The castle was claimed in 1989 by the Haller family which sold it in 2003. Today it is being renovated but it occasionally holds wine tasting events and the „Golden Grape” Festival which mark the coming of the autumn and the perfect time to make wine.
During its reconstruction, there have been several findings on the site such as old gates that were built before the castle or a small bridge.
In the main hall, there is an impressive collection of 45 watches, with a beautiful story behind it. When the owner turned 45, the people inhabiting the castle bought him 45 watches, representing the years of his life.
There are also several myths and legends surrounding the location, one of which claims that beneath the castle there is an underground passage that ties the Castle to Bethlen Castle.
Today the castle is famous for being the face of Jidvei wine.
Another one of the Romanian castles that were built as part of the Transylvanian defense system against the Ottomans and Tatars is the Rasnov Citadel.
Built between 1211 and 1225, it was used as a refuge by many people over the years, including Michael the Brave in 1600 and the Wallachian refugees of the resurgent movement led by Tudor Vladimirescu in 1821.
The citadel was partially destroyed over the years, in 1718 by a fire and in 1802 by an earthquake, but it was restored between 1955 and 1966, under the communist regime.
Due to the absence of water inside the citadel, it is said that during a siege, the inhabitants of the citadel forced two Turkish prisoners to dig the well for 17 years.
To this day visitors can observe verses from the Quran written on the walls of the well.
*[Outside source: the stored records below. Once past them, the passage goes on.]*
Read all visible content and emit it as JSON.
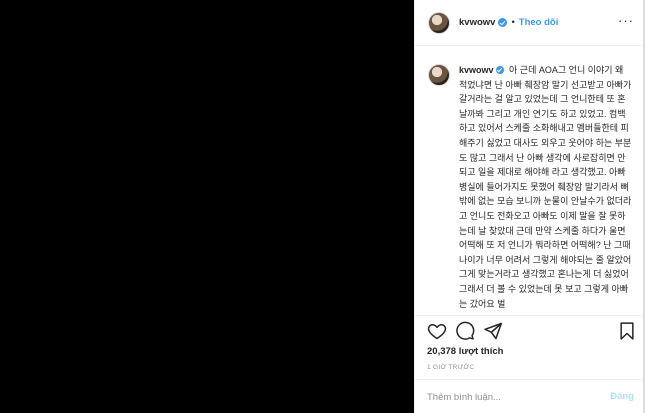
{
  "post": {
    "username": "kvwowv",
    "follow_label": "Theo dõi",
    "separator": "•",
    "more_label": "···"
  },
  "caption": {
    "username": "kvwowv",
    "text": "아 근데 AOA그 언니 이야기 왜 적었냐면 난 아빠 췌장암 말기 선고받고 아빠가 갈거라는 걸 알고 있었는데 그 언니한테 또 혼날까봐 그리고 개인 연기도 하고 있었고. 컴백하고 있어서 스케줄 소화해내고 멤버들한테 피해주기 싫었고 대사도 외우고 웃어야 하는 부분도 많고 그래서 난 아빠 생각에 사로잡히면 안되고 일을 제대로 해야해 라고 생각했고. 아빠 병실에 들어가지도 못했어 췌장암 말기라서 뼈밖에 없는 모습 보니까 눈물이 안날수가 없더라고 언니도 전화오고 아빠도 이제 말을 잘 못하는데 날 찾았대 근데 만약 스케줄 하다가 울면 어떡해 또 저 언니가 뭐라하면 어떡해? 난 그때 나이가 너무 어려서 그렇게 해야되는 줄 알았어 그게 맞는거라고 생각했고 혼나는게 더 싫었어 그래서 더 볼 수 있었는데 못 보고 그렇게 아빠 는 갔어요 벌"
  },
  "actions": {
    "like_icon": "heart-icon",
    "comment_icon": "comment-icon",
    "share_icon": "share-icon",
    "save_icon": "bookmark-icon"
  },
  "stats": {
    "likes": "20,378 lượt thích",
    "time": "1 GIỜ TRƯỚC"
  },
  "comment": {
    "placeholder": "Thêm bình luận...",
    "post_label": "Đăng"
  },
  "colors": {
    "accent": "#3897f0",
    "post_disabled": "#b2dffc",
    "muted": "#8e8e8e",
    "media_bg": "#000000"
  }
}
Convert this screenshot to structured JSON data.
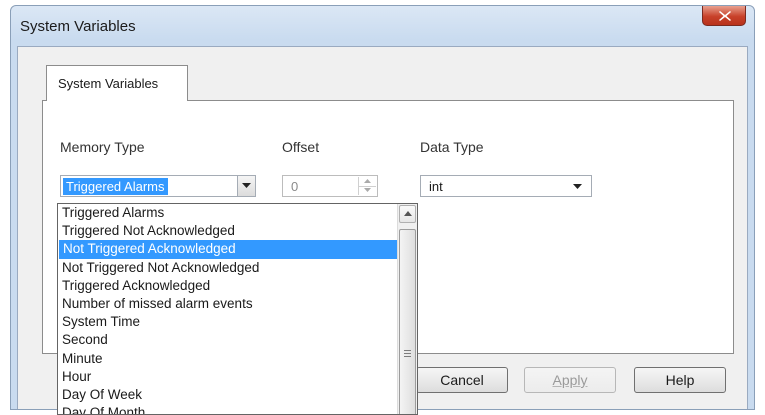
{
  "window": {
    "title": "System Variables"
  },
  "tab": {
    "label": "System Variables"
  },
  "fields": {
    "memory_type_label": "Memory Type",
    "offset_label": "Offset",
    "data_type_label": "Data Type",
    "memory_type_value": "Triggered Alarms",
    "offset_value": "0",
    "data_type_value": "int"
  },
  "dropdown": {
    "items": [
      "Triggered Alarms",
      "Triggered Not Acknowledged",
      "Not Triggered Acknowledged",
      "Not Triggered Not Acknowledged",
      "Triggered Acknowledged",
      "Number of missed alarm events",
      "System Time",
      "Second",
      "Minute",
      "Hour",
      "Day Of Week",
      "Day Of Month"
    ],
    "highlighted": "Not Triggered Acknowledged"
  },
  "buttons": {
    "cancel": "Cancel",
    "apply": "Apply",
    "help": "Help"
  },
  "colors": {
    "selection": "#3399ff",
    "close_button": "#c8412a"
  },
  "icons": [
    "close-icon",
    "dropdown-arrow-icon",
    "spin-up-icon",
    "spin-down-icon",
    "scroll-up-icon"
  ]
}
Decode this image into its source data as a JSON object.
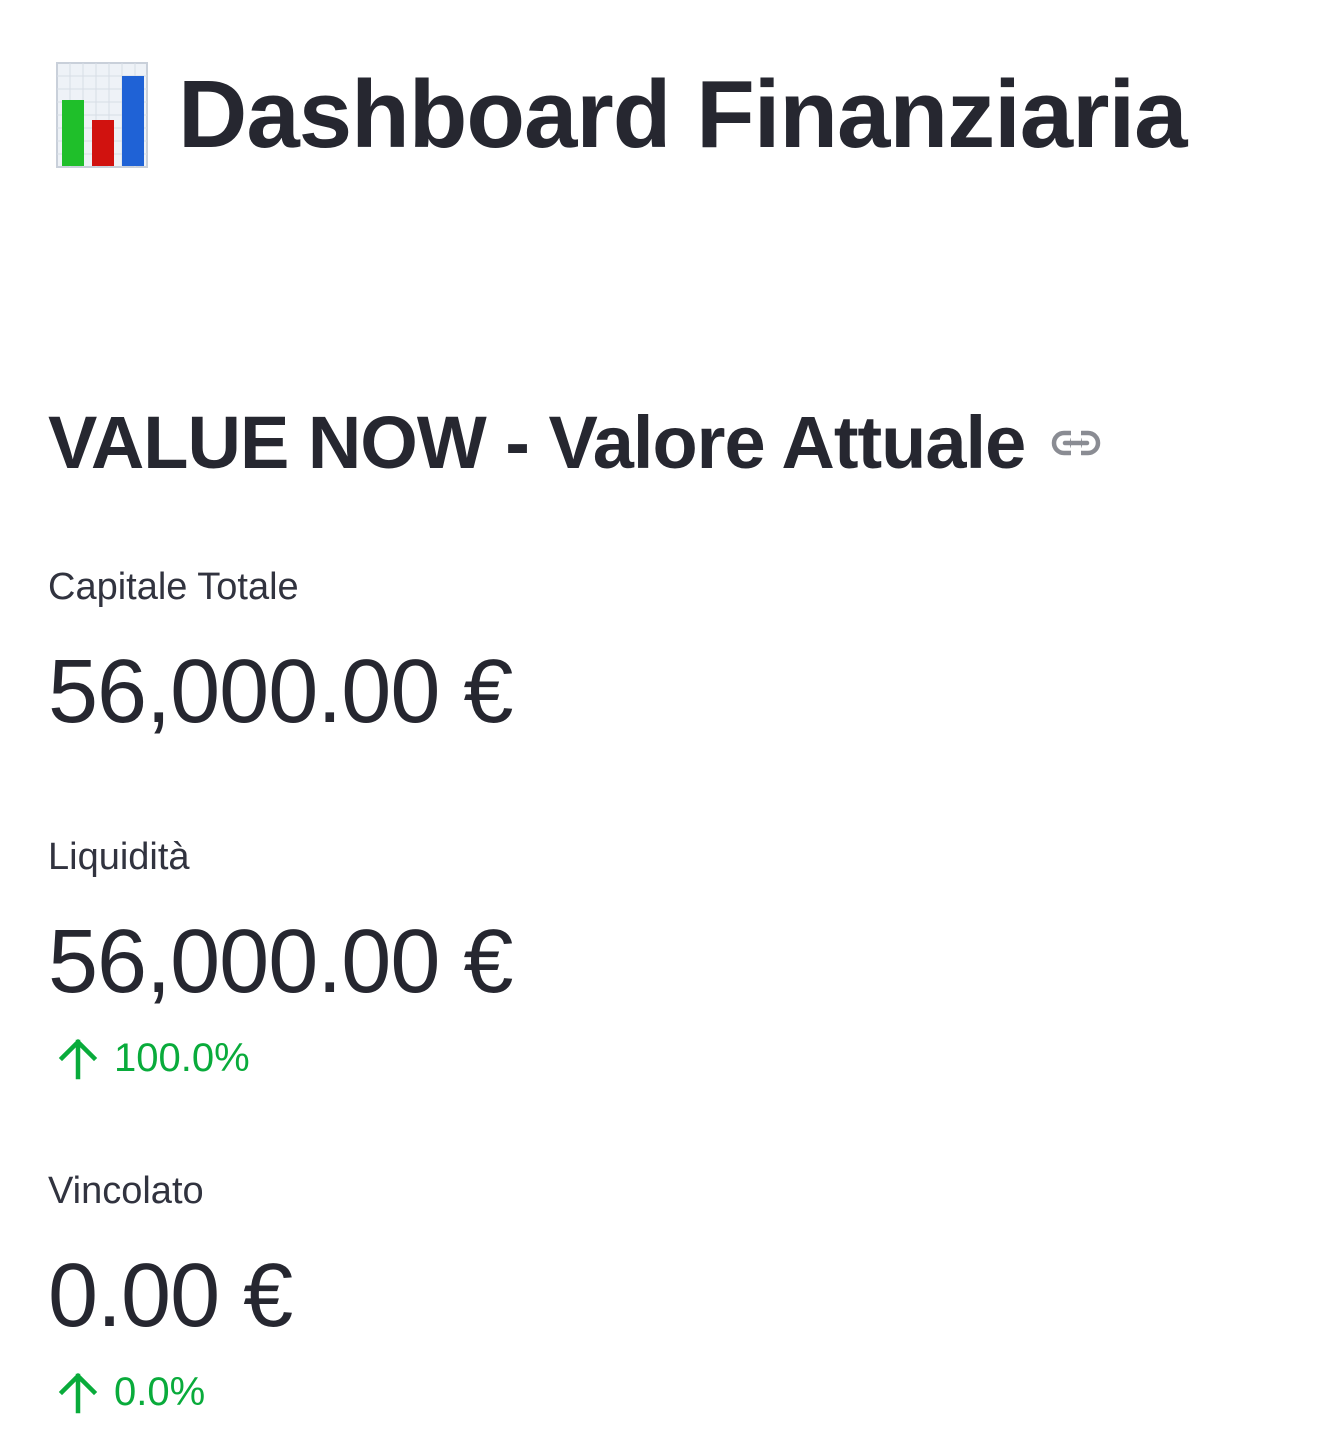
{
  "header": {
    "emoji_icon": "bar-chart-emoji",
    "title": "Dashboard Finanziaria"
  },
  "section": {
    "title": "VALUE NOW - Valore Attuale",
    "anchor_icon": "link-icon"
  },
  "metrics": [
    {
      "label": "Capitale Totale",
      "value": "56,000.00 €",
      "delta": null
    },
    {
      "label": "Liquidità",
      "value": "56,000.00 €",
      "delta": "100.0%",
      "delta_direction": "up"
    },
    {
      "label": "Vincolato",
      "value": "0.00 €",
      "delta": "0.0%",
      "delta_direction": "up"
    }
  ],
  "colors": {
    "text": "#262730",
    "delta_positive": "#09ab3b",
    "background": "#ffffff"
  }
}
As for the fate of the two prisoners, no one really knows what happened. Some say that they were released after the well was completed while others say that they were killed.
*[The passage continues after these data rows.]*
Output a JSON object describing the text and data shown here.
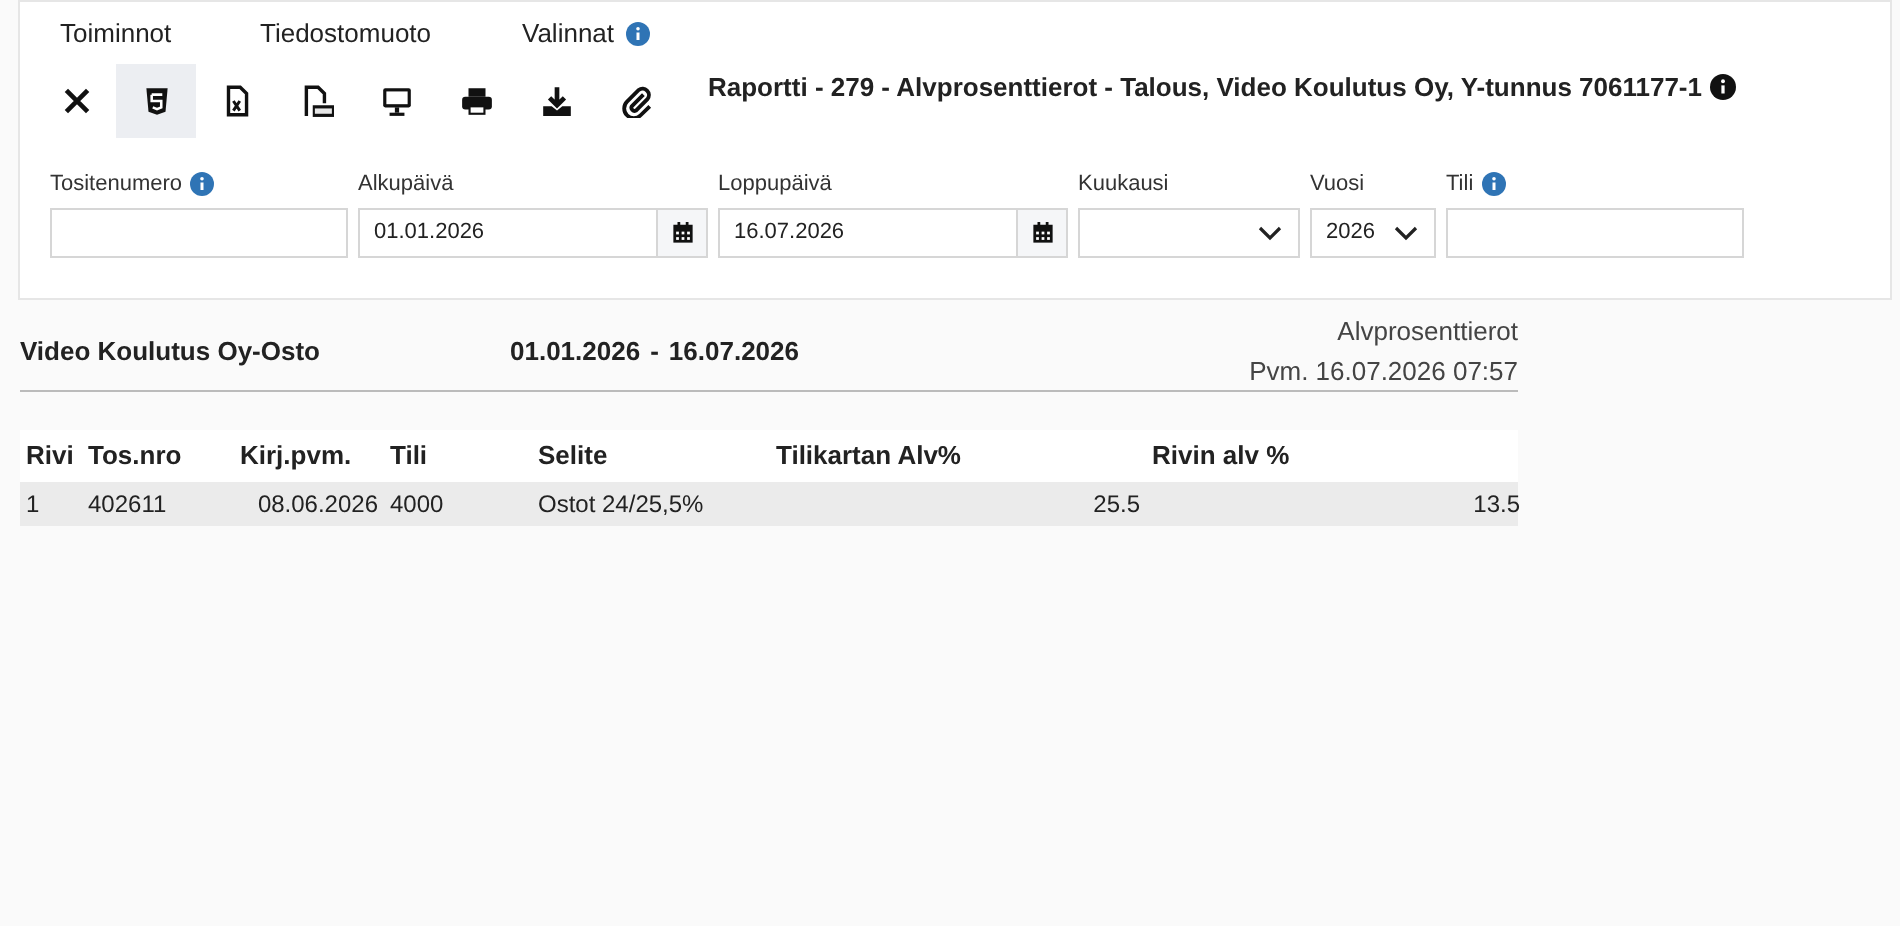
{
  "menu": [
    {
      "label": "Toiminnot",
      "info": false
    },
    {
      "label": "Tiedostomuoto",
      "info": false
    },
    {
      "label": "Valinnat",
      "info": true
    }
  ],
  "toolbar": [
    {
      "selected": false
    },
    {
      "selected": true
    },
    {
      "selected": false
    },
    {
      "selected": false
    },
    {
      "selected": false
    },
    {
      "selected": false
    },
    {
      "selected": false
    },
    {
      "selected": false
    }
  ],
  "report_title": "Raportti - 279 - Alvprosenttierot - Talous, Video Koulutus Oy, Y-tunnus 7061177-1",
  "filters": [
    {
      "kind": "text",
      "label": "Tositenumero",
      "info": true
    },
    {
      "kind": "date",
      "label": "Alkupäivä",
      "info": false,
      "value": "01.01.2026"
    },
    {
      "kind": "date",
      "label": "Loppupäivä",
      "info": false,
      "value": "16.07.2026"
    },
    {
      "kind": "select",
      "label": "Kuukausi",
      "info": false
    },
    {
      "kind": "select-small",
      "label": "Vuosi",
      "info": false,
      "value": "2026"
    },
    {
      "kind": "text",
      "label": "Tili",
      "info": true
    }
  ],
  "report": {
    "company": "Video Koulutus Oy-Osto",
    "date_from": "01.01.2026",
    "separator": "-",
    "date_to": "16.07.2026",
    "report_name": "Alvprosenttierot",
    "printed": "Pvm. 16.07.2026 07:57"
  },
  "table": {
    "columns": [
      "Rivi",
      "Tos.nro",
      "Kirj.pvm.",
      "Tili",
      "Selite",
      "Tilikartan Alv%",
      "Rivin alv %"
    ],
    "rows": [
      [
        "1",
        "402611",
        "08.06.2026",
        "4000",
        "Ostot 24/25,5%",
        "25.5",
        "13.5"
      ]
    ]
  }
}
Another legend, told by elders, says that at the bottom of the well lies a 300-year-old treasure.
Another notable fortress is the Neamt Citadel. A medieval fortress located in the north-eastern part of Romania, the Neamt Citadel was built in the 14th century and expanded in the 15th century.
It was part of the successful defense line of Stephen the Great, together with Suceava, The White Citadel, and many others.
While not exactly castles, these medieval defensive buildings are listed as a UNESCO World Heritage Site under the name of "The Villages with Fortified Churches in Transylvania", and they were founded by the Saxons of Transylvania between the 13th and 16th century.
Biertan Fortified Church
Viscri Fortified Church
In total, there is a number of seven villages, and these are their main attractions:
If you want to get a live view of some of the beautiful castles featured in this article and more, check out some of our tours to fortresses & castles in Romania.